* [ASSIGNMENT] Because only the count matters, report how many lines in the material hold the string "screen" and nothing more.

* [INPUT FOR THIS TASK]
>>>>
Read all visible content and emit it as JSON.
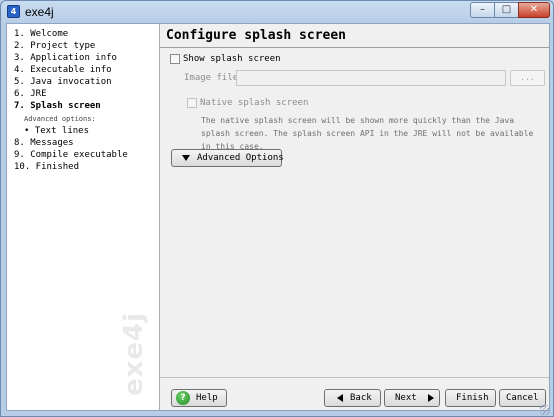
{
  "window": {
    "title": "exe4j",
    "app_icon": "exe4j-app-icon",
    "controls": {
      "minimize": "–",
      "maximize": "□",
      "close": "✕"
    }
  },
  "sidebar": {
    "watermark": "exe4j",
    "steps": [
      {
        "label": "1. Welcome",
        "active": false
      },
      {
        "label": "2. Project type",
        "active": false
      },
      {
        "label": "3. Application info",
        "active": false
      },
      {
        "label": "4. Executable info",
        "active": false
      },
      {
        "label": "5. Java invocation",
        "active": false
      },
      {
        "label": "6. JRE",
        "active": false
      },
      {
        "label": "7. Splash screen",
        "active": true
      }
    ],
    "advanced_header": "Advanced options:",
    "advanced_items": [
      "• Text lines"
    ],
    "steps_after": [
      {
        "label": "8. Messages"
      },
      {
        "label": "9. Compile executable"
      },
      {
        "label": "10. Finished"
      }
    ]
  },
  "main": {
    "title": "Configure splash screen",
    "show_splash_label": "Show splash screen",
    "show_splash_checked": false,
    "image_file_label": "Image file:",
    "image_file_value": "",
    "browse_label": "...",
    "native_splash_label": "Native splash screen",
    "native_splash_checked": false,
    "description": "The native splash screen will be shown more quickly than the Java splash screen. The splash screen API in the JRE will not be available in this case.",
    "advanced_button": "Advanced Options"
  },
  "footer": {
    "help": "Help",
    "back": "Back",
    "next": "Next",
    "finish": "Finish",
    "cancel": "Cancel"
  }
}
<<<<
* [WRITTEN REPLY] 5